the scoreboard. Freshman
defenseman Michael Downing
cleanly leveled Nate Jensen as
he carried the puck up the ice,
which caused a brief stoppage in
play as the Penn State (1-9, 5-18-1)
defenseman made his way slowly
to the bench.
Sophomore forward Boo
Nieves nearly scored the goal
Michigan desperately needed
later in the period, but his
slapshot effort on a rolling puck
rang off the post and rebounded
harmlessly up the ice.
And early into the third period,
freshman forward JT Compher's
wraparound try crossed the goal
line after a scrum in front of the
net, but officials had already

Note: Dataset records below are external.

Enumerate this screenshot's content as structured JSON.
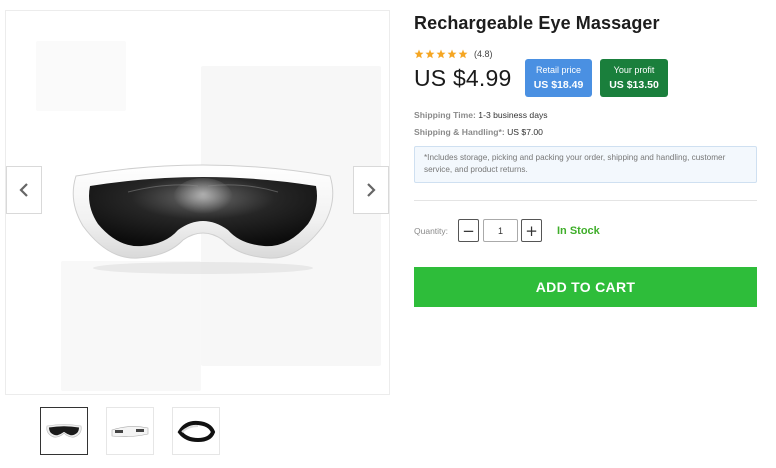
{
  "product": {
    "title": "Rechargeable Eye Massager",
    "rating_text": "(4.8)",
    "rating_value": 4.8,
    "rating_max": 5,
    "price": "US $4.99",
    "retail_label": "Retail price",
    "retail_value": "US $18.49",
    "profit_label": "Your profit",
    "profit_value": "US $13.50"
  },
  "shipping": {
    "time_label": "Shipping Time:",
    "time_value": "1-3 business days",
    "handling_label": "Shipping & Handling*:",
    "handling_value": "US $7.00",
    "note": "*Includes storage, picking and packing your order, shipping and handling, customer service, and product returns."
  },
  "quantity": {
    "label": "Quantity:",
    "value": "1",
    "minus": "−",
    "plus": "+",
    "stock_status": "In Stock"
  },
  "actions": {
    "add_to_cart": "ADD TO CART"
  },
  "gallery": {
    "prev_icon": "chevron-left-icon",
    "next_icon": "chevron-right-icon",
    "thumbnail_count": 3,
    "active_thumbnail": 1
  },
  "colors": {
    "retail_badge": "#4a90e2",
    "profit_badge": "#1a7f3c",
    "in_stock": "#3fae2a",
    "cart_button": "#2ebd3a",
    "star": "#f5a623"
  }
}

whistled the play dead.
"The longer we went, the
harder it was to score," Berenson
said.
Forward Ricky DeRosa sealed
the game when he added the
Nittany Lions' fourth goal on a
slapshot from the blue line that
Racine never saw.
Minutes before the final
intermission, junior forward
Alex Guptill skated off the
ice gingerly with an apparent
injury when he was sandwiched
between two Penn State players.
He didn't return for the third
period and left the arena after
the game with a large pack of ice
taped around his right shoulder.
Berenson acknowledged that
Guptill suffered an upper-body
injury, but he didn't comment on
the severity.
After PJ Musico and Eamon
McAdam split time in goal for
Penn State in a 7-3 Wolverines
win Friday, Matthew Skoff
earned the start Saturday.
The sophomore stopped all
32 of Michigan's shots on
the night, and stoned senior
forward Derek DeBlois' partial
breakaway with 10 minutes
remaining.
And when the final horn
sounded, the Nittany Lions
poured onto the ice to celebrate
their first Big Ten win of the
season, an unmitigatedthrashing
of the Wolverines.

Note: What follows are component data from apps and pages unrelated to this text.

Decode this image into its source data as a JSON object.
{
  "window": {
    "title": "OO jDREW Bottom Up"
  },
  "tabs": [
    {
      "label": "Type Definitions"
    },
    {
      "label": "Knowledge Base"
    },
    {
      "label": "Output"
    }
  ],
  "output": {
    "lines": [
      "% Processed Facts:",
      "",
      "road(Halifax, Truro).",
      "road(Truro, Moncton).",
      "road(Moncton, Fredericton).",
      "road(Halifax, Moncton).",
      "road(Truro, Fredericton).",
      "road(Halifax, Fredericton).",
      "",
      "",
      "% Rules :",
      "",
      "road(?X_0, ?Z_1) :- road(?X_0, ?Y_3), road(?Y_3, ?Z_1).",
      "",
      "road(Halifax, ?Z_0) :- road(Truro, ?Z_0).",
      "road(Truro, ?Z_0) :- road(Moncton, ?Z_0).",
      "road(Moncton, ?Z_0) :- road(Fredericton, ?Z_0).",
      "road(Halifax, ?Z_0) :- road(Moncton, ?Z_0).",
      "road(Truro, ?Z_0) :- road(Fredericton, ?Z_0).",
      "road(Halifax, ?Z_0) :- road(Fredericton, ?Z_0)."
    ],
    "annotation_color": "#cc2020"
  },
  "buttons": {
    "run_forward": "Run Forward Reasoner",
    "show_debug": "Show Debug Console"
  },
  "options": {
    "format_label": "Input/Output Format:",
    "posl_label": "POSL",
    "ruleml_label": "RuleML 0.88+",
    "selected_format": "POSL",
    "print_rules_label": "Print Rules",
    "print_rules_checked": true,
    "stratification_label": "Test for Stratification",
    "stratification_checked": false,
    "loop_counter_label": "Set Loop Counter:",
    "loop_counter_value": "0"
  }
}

HOCKEY
From Page 1B
Bennett forgets that Michigan
split a series or that both teams
finished with seven goals on
the weekend. And instead, the
Wolverines file out of the locker
room with their heads down and
their mouths shut.
Is there anything that needs
to be said after Saturday?
"Nope," Bennett said. "We'll
just leave it here and move on."

But he knew
teams can find
consistently or,
letdown from a
before. Now th
have to go to fo
Minnesota on t
But now, insi

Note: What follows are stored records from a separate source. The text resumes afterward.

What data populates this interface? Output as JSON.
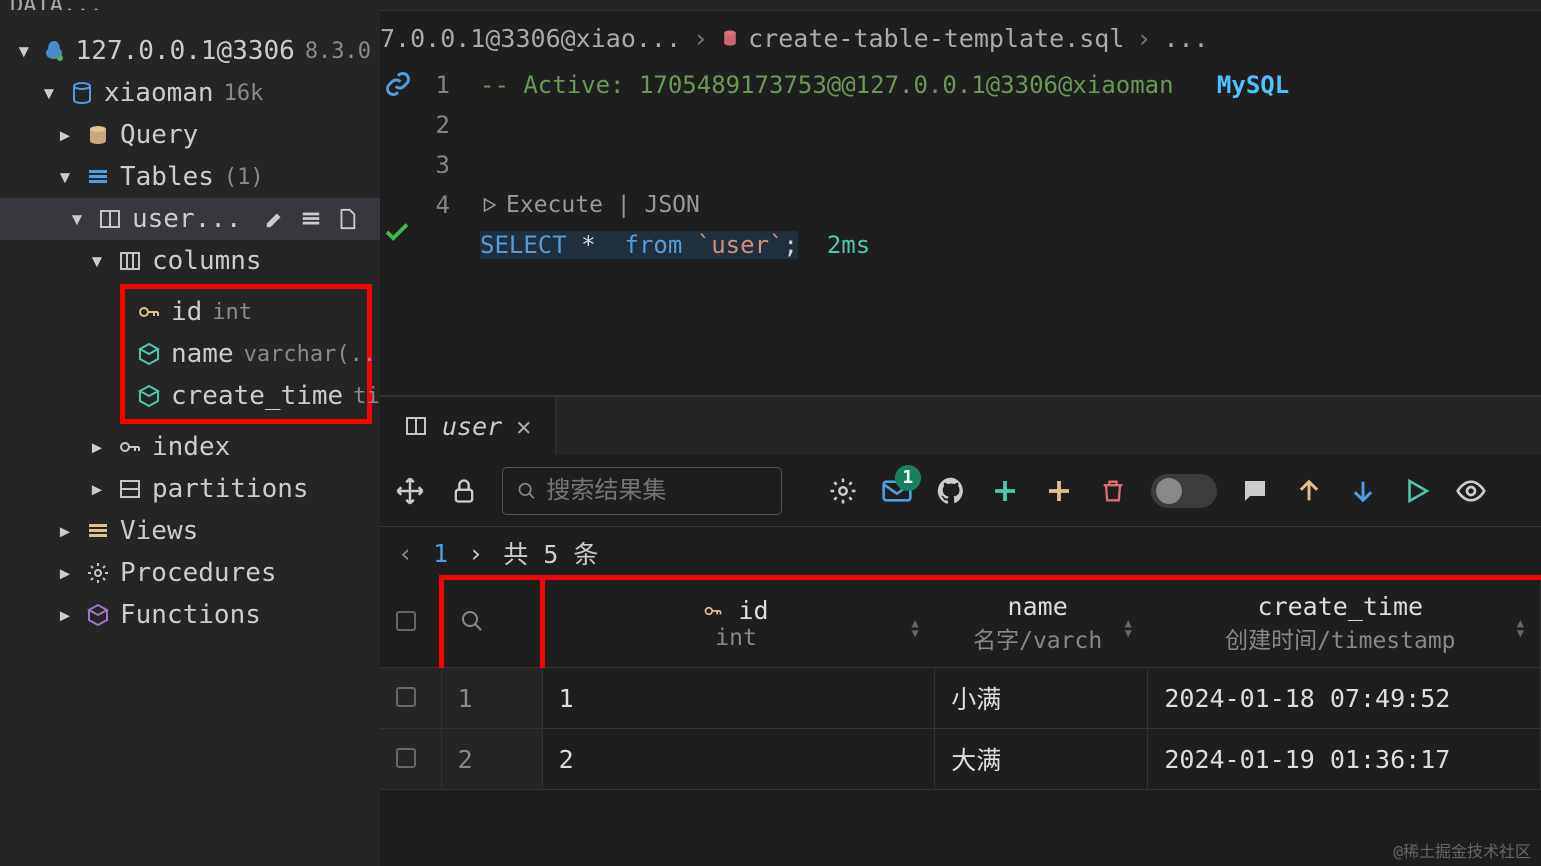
{
  "sidebar": {
    "panel_title": "DATA...",
    "connection": {
      "host": "127.0.0.1@3306",
      "version": "8.3.0"
    },
    "database": {
      "name": "xiaoman",
      "size": "16k"
    },
    "query_label": "Query",
    "tables_label": "Tables",
    "tables_count": "(1)",
    "user_label": "user...",
    "columns_label": "columns",
    "columns": [
      {
        "name": "id",
        "type": "int"
      },
      {
        "name": "name",
        "type": "varchar(..."
      },
      {
        "name": "create_time",
        "type": "ti..."
      }
    ],
    "index_label": "index",
    "partitions_label": "partitions",
    "views_label": "Views",
    "procedures_label": "Procedures",
    "functions_label": "Functions"
  },
  "breadcrumb": {
    "item1": "7.0.0.1@3306@xiao...",
    "item2": "create-table-template.sql",
    "item3": "..."
  },
  "editor": {
    "line_numbers": [
      "1",
      "2",
      "3",
      "",
      "4"
    ],
    "comment": "-- Active: 1705489173753@@127.0.0.1@3306@xiaoman",
    "mysql_tag": "MySQL",
    "codelens": "Execute | JSON",
    "sql_select": "SELECT",
    "sql_star": "*",
    "sql_from": "from",
    "sql_table": "`user`",
    "sql_semi": ";",
    "exec_time": "2ms"
  },
  "results": {
    "tab_label": "user",
    "search_placeholder": "搜索结果集",
    "mail_badge": "1",
    "page_num": "1",
    "total_text": "共 5 条",
    "headers": {
      "id": {
        "name": "id",
        "sub": "int"
      },
      "name": {
        "name": "name",
        "sub": "名字/varch"
      },
      "create_time": {
        "name": "create_time",
        "sub": "创建时间/timestamp"
      }
    },
    "rows": [
      {
        "n": "1",
        "id": "1",
        "name": "小满",
        "create_time": "2024-01-18 07:49:52"
      },
      {
        "n": "2",
        "id": "2",
        "name": "大满",
        "create_time": "2024-01-19 01:36:17"
      }
    ]
  },
  "watermark": "@稀土掘金技术社区"
}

that good played with a "chip on our
a way to win shoulder."
avoid the Outside, Bennett takes the
7-3 win the night headphones off his shoulders
e Wolverines and puts them over his head.
rmer No. 1 The music starts and Bennett
he road. walks to the bus waiting just
outside.
Inside, one team savors the
historic moment. Outside, one
ide the locker team is haunted by it.

room, Skoff talks about the
confidence his team had from
the beginning of the game and
the way he and his teammates

Garno can be reached
at ggarno@umich.edu and
on Twitter @GGarno

Back to Top

© 2022 Regents of the University of Michigan